Telecom Restructuring in Shambles in Namibia
The Telecom Namibia branch of the Namibia Public Workers Union (Napwu) has demanded that the Minister of Information and Communication Technology, Joel Kaapanda, intervene in the restructuring of Telecom.
The union further called for an immediate and full-scale forensic investigation into the entire affairs of Telecom, and to take "concise and immediate" actions against the board of directors and top management, to allow an unhindered investigation into Telecom's affairs.
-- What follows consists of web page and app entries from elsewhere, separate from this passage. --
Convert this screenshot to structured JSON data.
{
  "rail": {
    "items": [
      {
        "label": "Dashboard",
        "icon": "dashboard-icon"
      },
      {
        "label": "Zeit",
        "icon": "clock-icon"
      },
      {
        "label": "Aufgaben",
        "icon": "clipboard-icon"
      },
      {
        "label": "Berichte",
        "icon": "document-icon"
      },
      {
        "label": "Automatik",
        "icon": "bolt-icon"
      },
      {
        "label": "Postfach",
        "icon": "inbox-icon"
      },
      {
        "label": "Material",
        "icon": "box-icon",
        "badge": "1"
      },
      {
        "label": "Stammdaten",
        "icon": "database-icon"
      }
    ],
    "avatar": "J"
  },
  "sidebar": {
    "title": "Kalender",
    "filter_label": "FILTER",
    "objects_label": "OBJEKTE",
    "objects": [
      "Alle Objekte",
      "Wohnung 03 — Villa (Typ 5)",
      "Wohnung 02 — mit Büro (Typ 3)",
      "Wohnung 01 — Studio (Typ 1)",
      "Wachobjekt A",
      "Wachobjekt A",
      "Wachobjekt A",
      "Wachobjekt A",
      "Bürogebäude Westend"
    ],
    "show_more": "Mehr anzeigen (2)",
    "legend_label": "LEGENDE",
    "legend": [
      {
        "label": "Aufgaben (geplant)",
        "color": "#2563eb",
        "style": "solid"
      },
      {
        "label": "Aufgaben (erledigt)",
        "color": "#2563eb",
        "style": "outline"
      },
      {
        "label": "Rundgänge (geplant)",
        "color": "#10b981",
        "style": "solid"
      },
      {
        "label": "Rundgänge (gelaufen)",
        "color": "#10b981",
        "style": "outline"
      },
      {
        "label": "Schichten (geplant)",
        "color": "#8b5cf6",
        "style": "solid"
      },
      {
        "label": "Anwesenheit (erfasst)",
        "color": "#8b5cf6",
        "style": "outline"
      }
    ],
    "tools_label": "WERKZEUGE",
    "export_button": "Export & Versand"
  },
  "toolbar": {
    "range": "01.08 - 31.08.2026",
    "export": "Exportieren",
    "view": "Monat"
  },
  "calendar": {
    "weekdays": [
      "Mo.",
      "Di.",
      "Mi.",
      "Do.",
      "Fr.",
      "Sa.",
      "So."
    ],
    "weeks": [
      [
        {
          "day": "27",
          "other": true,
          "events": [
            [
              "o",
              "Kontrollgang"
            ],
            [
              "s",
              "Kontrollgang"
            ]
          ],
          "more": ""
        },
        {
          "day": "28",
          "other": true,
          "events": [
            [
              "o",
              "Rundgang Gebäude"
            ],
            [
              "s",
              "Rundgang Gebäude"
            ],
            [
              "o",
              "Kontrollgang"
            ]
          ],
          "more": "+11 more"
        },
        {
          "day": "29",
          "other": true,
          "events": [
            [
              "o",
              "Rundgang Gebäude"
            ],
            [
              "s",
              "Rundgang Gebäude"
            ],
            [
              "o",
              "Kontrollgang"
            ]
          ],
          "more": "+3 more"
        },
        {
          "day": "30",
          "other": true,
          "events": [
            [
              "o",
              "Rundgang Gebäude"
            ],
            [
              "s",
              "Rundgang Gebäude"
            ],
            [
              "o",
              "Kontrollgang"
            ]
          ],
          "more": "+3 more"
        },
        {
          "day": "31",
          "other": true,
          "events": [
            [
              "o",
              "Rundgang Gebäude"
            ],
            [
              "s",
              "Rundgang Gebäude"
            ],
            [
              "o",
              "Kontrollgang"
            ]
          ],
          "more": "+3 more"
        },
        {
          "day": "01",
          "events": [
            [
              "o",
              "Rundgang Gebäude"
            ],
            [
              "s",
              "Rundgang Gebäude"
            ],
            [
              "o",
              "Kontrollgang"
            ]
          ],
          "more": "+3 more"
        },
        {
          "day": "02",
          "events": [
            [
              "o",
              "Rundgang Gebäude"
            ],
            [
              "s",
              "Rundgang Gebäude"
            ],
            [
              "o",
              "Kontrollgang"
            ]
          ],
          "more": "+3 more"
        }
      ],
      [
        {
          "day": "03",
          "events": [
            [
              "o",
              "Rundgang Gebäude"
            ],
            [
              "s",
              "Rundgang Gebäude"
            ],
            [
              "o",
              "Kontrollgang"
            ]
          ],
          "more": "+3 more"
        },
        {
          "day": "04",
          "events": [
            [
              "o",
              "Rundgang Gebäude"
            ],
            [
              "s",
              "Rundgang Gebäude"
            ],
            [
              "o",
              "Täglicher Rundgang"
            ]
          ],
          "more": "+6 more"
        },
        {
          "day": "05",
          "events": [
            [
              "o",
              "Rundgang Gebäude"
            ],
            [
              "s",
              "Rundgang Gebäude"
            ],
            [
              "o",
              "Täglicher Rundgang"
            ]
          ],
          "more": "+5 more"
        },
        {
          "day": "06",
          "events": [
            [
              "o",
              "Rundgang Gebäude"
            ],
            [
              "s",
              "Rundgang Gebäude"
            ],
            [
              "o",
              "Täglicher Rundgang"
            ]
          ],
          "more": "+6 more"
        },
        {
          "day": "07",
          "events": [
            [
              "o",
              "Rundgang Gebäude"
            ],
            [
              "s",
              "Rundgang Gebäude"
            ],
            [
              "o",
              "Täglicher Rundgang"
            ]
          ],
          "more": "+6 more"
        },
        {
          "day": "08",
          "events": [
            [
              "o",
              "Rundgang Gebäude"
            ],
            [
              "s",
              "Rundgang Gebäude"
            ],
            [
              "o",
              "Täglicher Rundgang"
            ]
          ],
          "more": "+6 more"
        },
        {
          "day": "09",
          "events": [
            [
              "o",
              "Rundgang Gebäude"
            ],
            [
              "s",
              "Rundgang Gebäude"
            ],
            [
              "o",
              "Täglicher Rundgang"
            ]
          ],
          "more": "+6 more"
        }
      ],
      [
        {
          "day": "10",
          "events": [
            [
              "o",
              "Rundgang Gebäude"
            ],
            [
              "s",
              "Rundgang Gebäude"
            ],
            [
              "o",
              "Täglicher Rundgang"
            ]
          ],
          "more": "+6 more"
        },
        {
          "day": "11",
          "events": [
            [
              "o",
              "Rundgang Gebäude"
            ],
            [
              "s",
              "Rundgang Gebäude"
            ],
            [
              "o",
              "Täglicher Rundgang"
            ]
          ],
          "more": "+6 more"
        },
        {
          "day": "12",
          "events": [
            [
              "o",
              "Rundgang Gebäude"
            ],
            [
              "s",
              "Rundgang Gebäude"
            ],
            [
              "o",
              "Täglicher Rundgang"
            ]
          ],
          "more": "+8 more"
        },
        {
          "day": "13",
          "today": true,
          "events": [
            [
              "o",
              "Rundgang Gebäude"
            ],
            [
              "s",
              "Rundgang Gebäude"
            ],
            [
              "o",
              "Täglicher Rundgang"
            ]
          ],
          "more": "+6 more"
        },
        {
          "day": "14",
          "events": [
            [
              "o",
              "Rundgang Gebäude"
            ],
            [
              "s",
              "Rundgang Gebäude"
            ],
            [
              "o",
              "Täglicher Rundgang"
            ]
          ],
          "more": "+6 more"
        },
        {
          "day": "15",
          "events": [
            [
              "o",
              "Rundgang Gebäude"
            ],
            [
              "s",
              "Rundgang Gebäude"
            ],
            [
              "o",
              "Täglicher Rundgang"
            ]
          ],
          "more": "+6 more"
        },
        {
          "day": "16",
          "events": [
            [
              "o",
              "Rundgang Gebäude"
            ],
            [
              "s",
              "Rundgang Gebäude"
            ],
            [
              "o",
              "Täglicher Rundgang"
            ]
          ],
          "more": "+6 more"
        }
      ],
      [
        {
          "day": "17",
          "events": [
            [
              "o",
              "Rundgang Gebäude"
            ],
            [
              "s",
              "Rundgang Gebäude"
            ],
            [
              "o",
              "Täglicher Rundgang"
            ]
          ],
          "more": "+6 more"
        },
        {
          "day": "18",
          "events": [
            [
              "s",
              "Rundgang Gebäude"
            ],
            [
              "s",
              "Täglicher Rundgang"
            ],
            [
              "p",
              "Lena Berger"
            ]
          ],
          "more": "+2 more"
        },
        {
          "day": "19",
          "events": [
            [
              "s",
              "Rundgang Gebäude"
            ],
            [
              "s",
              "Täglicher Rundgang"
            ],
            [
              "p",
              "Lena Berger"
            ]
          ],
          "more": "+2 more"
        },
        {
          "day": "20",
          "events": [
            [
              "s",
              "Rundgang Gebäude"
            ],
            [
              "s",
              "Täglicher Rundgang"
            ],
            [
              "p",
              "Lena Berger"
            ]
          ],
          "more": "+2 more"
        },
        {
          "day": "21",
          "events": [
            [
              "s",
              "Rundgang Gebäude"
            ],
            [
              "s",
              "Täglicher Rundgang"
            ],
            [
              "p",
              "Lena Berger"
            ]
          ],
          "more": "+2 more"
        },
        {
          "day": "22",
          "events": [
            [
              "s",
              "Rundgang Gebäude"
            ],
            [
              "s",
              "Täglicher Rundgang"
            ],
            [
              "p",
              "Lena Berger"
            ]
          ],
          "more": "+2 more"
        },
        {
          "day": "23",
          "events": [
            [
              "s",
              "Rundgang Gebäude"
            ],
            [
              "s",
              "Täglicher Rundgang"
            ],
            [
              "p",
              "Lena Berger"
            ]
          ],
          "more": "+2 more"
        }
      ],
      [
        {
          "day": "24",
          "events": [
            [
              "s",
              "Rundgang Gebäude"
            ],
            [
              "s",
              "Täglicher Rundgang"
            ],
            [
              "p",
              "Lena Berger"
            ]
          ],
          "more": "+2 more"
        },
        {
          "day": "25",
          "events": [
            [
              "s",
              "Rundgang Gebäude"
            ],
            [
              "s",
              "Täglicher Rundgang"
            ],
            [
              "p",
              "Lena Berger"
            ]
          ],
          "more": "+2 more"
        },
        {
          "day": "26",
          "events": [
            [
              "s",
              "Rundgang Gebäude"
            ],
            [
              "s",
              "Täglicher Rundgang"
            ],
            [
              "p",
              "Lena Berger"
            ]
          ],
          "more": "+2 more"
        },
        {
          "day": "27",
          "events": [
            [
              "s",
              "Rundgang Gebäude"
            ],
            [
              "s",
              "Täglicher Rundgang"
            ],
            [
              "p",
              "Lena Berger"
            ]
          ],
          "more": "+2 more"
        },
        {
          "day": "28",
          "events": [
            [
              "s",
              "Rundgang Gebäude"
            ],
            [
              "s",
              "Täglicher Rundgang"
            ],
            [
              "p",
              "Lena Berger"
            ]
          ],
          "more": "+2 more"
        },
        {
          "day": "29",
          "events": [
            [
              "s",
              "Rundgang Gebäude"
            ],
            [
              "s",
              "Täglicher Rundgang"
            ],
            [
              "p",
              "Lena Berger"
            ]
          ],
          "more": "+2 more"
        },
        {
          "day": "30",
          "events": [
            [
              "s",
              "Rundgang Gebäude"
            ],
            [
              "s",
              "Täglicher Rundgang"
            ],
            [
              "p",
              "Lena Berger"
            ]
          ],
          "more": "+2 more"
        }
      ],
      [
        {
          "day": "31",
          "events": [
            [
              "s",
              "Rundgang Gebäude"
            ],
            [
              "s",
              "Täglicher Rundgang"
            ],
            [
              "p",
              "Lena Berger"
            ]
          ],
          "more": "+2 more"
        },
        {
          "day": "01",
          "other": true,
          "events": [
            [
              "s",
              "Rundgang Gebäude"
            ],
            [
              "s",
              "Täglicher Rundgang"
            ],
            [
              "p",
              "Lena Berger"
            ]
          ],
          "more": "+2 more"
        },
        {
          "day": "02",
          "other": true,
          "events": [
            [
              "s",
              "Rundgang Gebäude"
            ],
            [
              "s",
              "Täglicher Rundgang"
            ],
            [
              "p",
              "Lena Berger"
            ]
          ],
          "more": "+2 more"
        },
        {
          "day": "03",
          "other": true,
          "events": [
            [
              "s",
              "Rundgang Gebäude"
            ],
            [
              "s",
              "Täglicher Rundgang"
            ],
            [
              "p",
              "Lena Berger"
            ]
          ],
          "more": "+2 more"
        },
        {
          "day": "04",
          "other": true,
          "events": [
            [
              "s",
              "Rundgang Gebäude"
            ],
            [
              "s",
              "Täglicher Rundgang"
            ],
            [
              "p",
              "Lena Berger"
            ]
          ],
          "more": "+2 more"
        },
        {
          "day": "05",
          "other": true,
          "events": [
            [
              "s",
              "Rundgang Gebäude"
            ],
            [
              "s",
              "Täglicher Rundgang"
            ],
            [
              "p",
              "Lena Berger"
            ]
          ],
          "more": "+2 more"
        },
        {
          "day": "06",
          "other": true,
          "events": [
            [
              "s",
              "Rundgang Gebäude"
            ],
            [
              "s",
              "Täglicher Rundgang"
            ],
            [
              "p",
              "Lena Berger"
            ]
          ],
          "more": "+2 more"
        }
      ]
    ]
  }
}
The workers claimed that there is no approved structure bearing the signature of the Telecom board chairperson for the company's proposed re-alignment.
"It can't be business as usual anymore as the lid has been lifted on the state of affairs in Telecom Namibia publicly and that displays serious inefficiencies in the management of this company," said the chairperson of the Napwu branch, Jacob Ramoswaane.
He said while it is true that the Telecom executive informed the union of the company's re-alignment plans last year, a proposed structure was tabled for discussion without changes to the new level 1, and only having the bargaining unit levels and the proposed changes on these levels. Napwu then refused to entertain any discussion on the structure and requested that the Telecom management finalise the level 1, after which the union would discuss the lower levels.
Ramoswaane said the union is in possession of only a draft structure which is without the signature of the board chairperson.
He said the union had made two requests to Managing Director Frans Ndoroma - on April 11 and May 20 - to provide it with a copy of the approved structure, and was only presented with an unsigned copy.
It also requested Telecom to make available the list of all applicants of level 1 and level 2 positions to ascertain whether "deserving" employees were "intentionally" excluded from being afforded a chance to be interviewed. Ramoswaane said a request was made for the list, but that the company has not released the names. He said he hand-delivered a request to the board chairperson to intervene and halt the appointing process, but that the chairperson failed to do so.
Ramoswaane described Ndoroma's statement that only a few disgruntled workers who did not make the shortlist for interviews are against the restructuring process as a "very comic piece of a story".
"Fact is that it seems that the MD and his team didn't do their homework properly," said Ramoswaane. Ramoswaane said before Ndoroma and his team embarked upon the "rolls-royce exercise", they should have considered the consequences thereof.
He said the company had sought legal advice, for which it paid "a good number of Namibia dollars", on the possible legal implications of the restructuring process, and should thus know the possibility that some "incumbent employees" did not get appointed and would thus sue the company.
The union said Telecom should only have advertised new positions and confined incumbents in their old positions, instead of embarking on a N$240 000 advertising exercise that called for applications to already filled positions.
It claimed that both Chief of Operations Heinrich Bader and Chief of Finance Robert Offner do not have the required qualifications for the positions in which they were appointed.
Ramoswaane said the appointing authorities at Telecom have breached an agreement reached between Napwu and the board of directors that the position of chiefs be subjected to a five-year contract. The union said the Telecom board of directors should explain why the "so-called" approved structures are changed after interviews were conducted. "This is tantamount to corruption, favouritism, and nepotism," the union charged.